*** MATERIAL FOR THIS TASK

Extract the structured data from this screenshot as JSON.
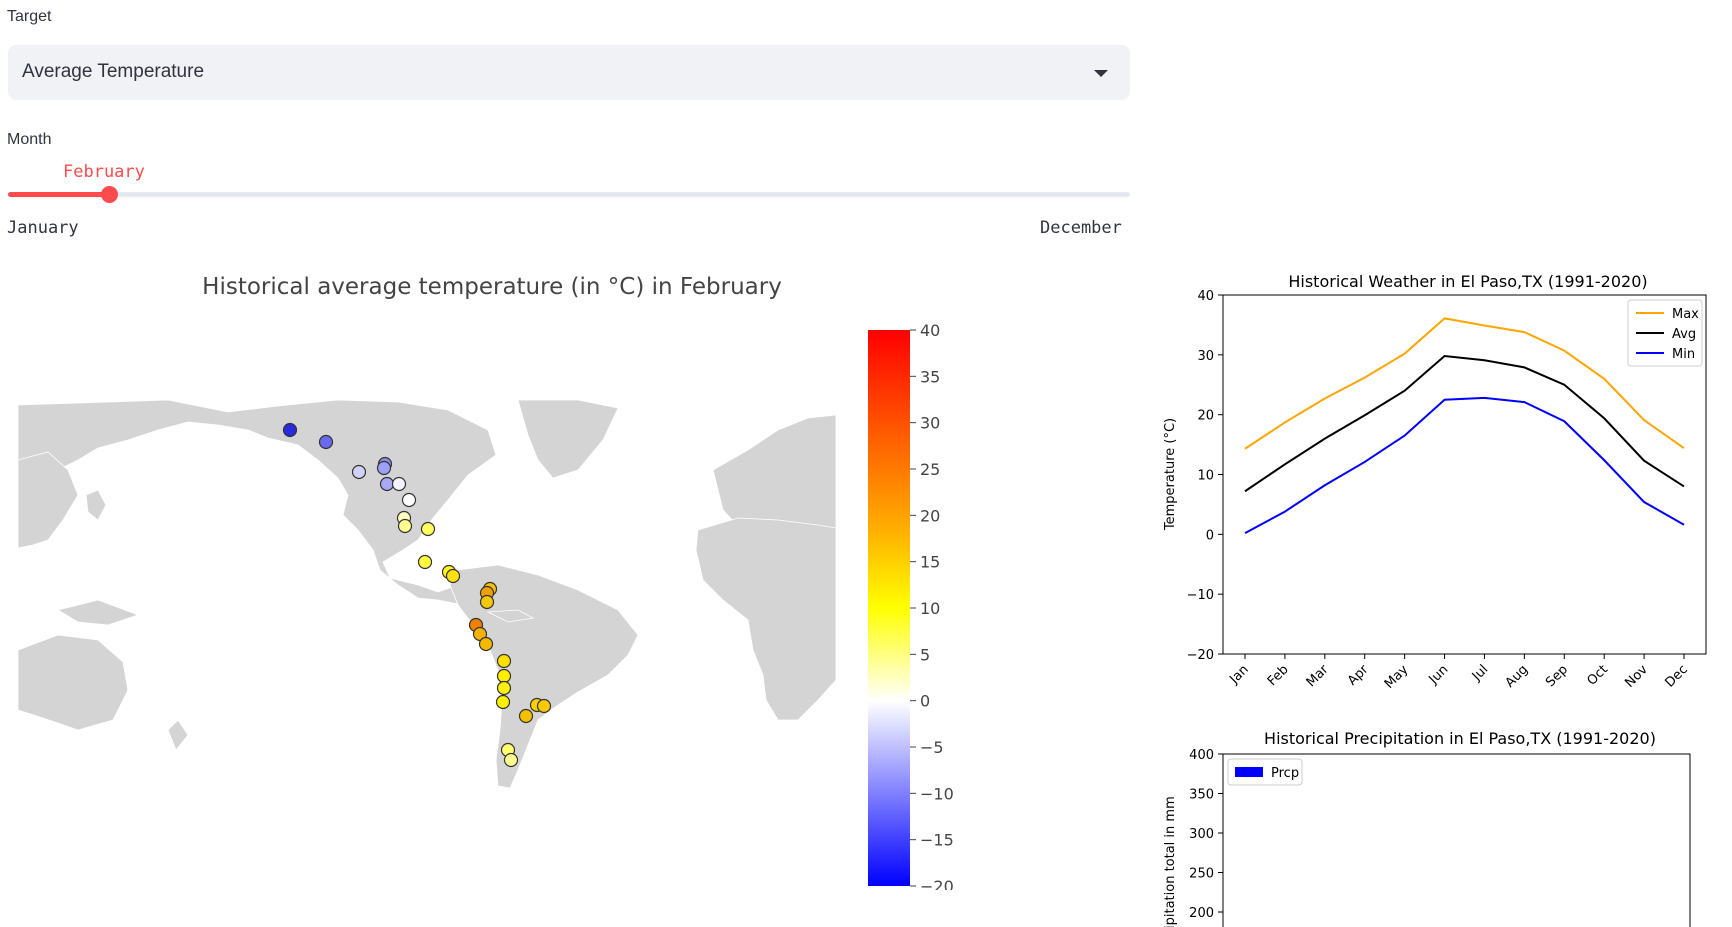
{
  "target": {
    "label": "Target",
    "value": "Average Temperature"
  },
  "month": {
    "label": "Month",
    "value": "February",
    "min_label": "January",
    "max_label": "December",
    "position": 0.0909
  },
  "map_chart": {
    "title": "Historical average temperature (in °C) in February",
    "colorbar_ticks": [
      "40",
      "35",
      "30",
      "25",
      "20",
      "15",
      "10",
      "5",
      "0",
      "−5",
      "−10",
      "−15",
      "−20"
    ],
    "colorscale": [
      "#0000ff",
      "#ffffff",
      "#ffff00",
      "#ff0000"
    ]
  },
  "chart_data": [
    {
      "type": "line",
      "title": "Historical Weather in El Paso,TX (1991-2020)",
      "ylabel": "Temperature (°C)",
      "categories": [
        "Jan",
        "Feb",
        "Mar",
        "Apr",
        "May",
        "Jun",
        "Jul",
        "Aug",
        "Sep",
        "Oct",
        "Nov",
        "Dec"
      ],
      "ylim": [
        -20,
        40
      ],
      "yticks": [
        "40",
        "30",
        "20",
        "10",
        "0",
        "−10",
        "−20"
      ],
      "legend": "top-right",
      "series": [
        {
          "name": "Max",
          "color": "#ffa500",
          "values": [
            14.3,
            18.7,
            22.7,
            26.2,
            30.2,
            36.1,
            34.9,
            33.8,
            30.7,
            26.0,
            19.1,
            14.4
          ]
        },
        {
          "name": "Avg",
          "color": "#000000",
          "values": [
            7.2,
            11.7,
            16.0,
            19.9,
            24.0,
            29.8,
            29.1,
            27.9,
            25.0,
            19.4,
            12.3,
            8.0
          ]
        },
        {
          "name": "Min",
          "color": "#0000ff",
          "values": [
            0.2,
            3.8,
            8.2,
            12.1,
            16.5,
            22.5,
            22.8,
            22.1,
            18.9,
            12.4,
            5.4,
            1.6
          ]
        }
      ]
    },
    {
      "type": "bar",
      "title": "Historical Precipitation in El Paso,TX (1991-2020)",
      "ylabel": "ipitation total in mm",
      "yticks": [
        "400",
        "350",
        "300",
        "250",
        "200"
      ],
      "ylim": [
        200,
        400
      ],
      "legend": "top-left",
      "series": [
        {
          "name": "Prcp",
          "color": "#0000ff",
          "values": []
        }
      ]
    }
  ]
}
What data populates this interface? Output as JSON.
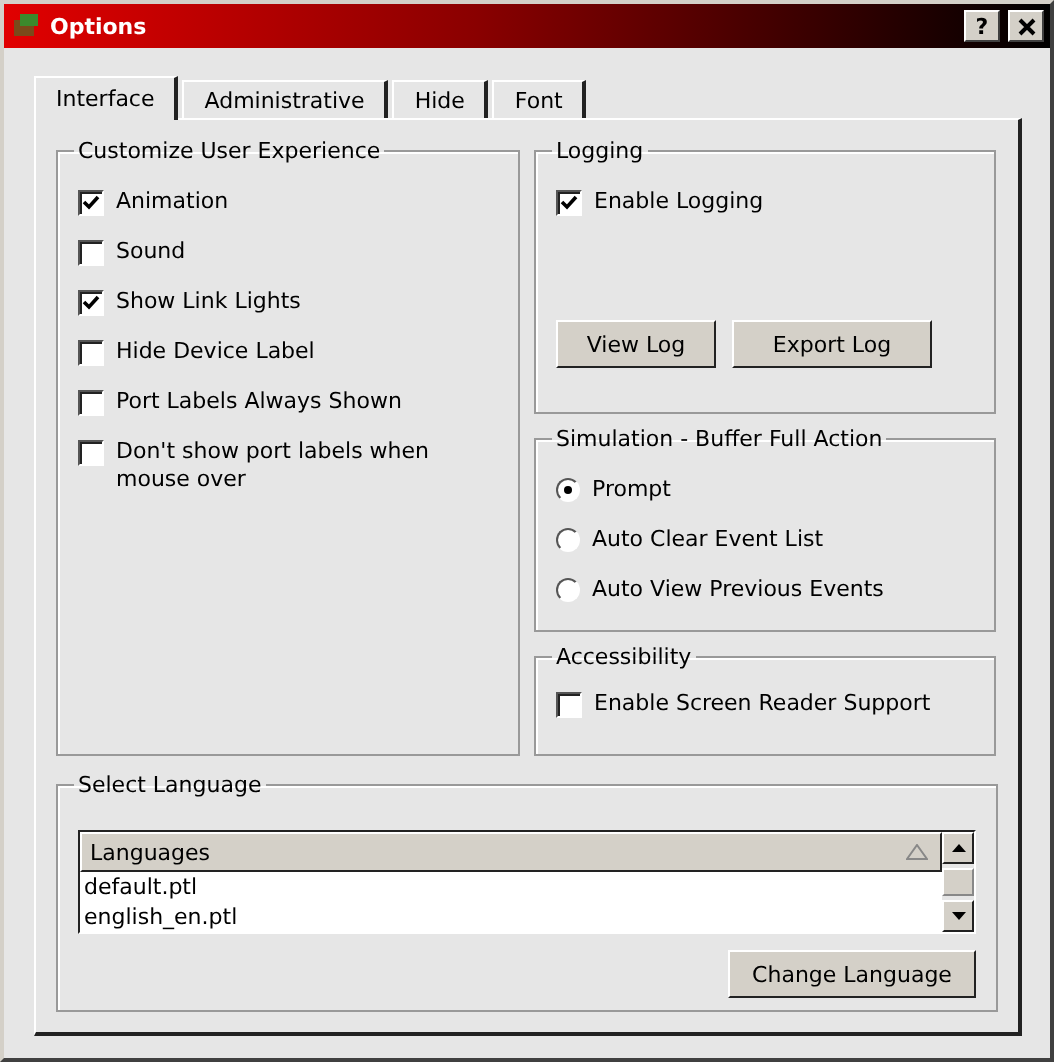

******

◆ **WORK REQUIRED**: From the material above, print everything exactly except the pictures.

◆ **ANSWER**:
Extract the structured data from this screenshot as JSON.
{
  "target": {
    "label": "Target",
    "value": "Average Temperature"
  },
  "month": {
    "label": "Month",
    "value": "February",
    "min_label": "January",
    "max_label": "December",
    "position": 0.0909
  },
  "map_chart": {
    "title": "Historical average temperature (in °C) in February",
    "colorbar_ticks": [
      "40",
      "35",
      "30",
      "25",
      "20",
      "15",
      "10",
      "5",
      "0",
      "−5",
      "−10",
      "−15",
      "−20"
    ],
    "colorscale": [
      "#0000ff",
      "#ffffff",
      "#ffff00",
      "#ff0000"
    ]
  },
  "chart_data": [
    {
      "type": "line",
      "title": "Historical Weather in El Paso,TX (1991-2020)",
      "ylabel": "Temperature (°C)",
      "categories": [
        "Jan",
        "Feb",
        "Mar",
        "Apr",
        "May",
        "Jun",
        "Jul",
        "Aug",
        "Sep",
        "Oct",
        "Nov",
        "Dec"
      ],
      "ylim": [
        -20,
        40
      ],
      "yticks": [
        "40",
        "30",
        "20",
        "10",
        "0",
        "−10",
        "−20"
      ],
      "legend": "top-right",
      "series": [
        {
          "name": "Max",
          "color": "#ffa500",
          "values": [
            14.3,
            18.7,
            22.7,
            26.2,
            30.2,
            36.1,
            34.9,
            33.8,
            30.7,
            26.0,
            19.1,
            14.4
          ]
        },
        {
          "name": "Avg",
          "color": "#000000",
          "values": [
            7.2,
            11.7,
            16.0,
            19.9,
            24.0,
            29.8,
            29.1,
            27.9,
            25.0,
            19.4,
            12.3,
            8.0
          ]
        },
        {
          "name": "Min",
          "color": "#0000ff",
          "values": [
            0.2,
            3.8,
            8.2,
            12.1,
            16.5,
            22.5,
            22.8,
            22.1,
            18.9,
            12.4,
            5.4,
            1.6
          ]
        }
      ]
    },
    {
      "type": "bar",
      "title": "Historical Precipitation in El Paso,TX (1991-2020)",
      "ylabel": "ipitation total in mm",
      "yticks": [
        "400",
        "350",
        "300",
        "250",
        "200"
      ],
      "ylim": [
        200,
        400
      ],
      "legend": "top-left",
      "series": [
        {
          "name": "Prcp",
          "color": "#0000ff",
          "values": []
        }
      ]
    }
  ]
}
What data populates this interface? Output as JSON.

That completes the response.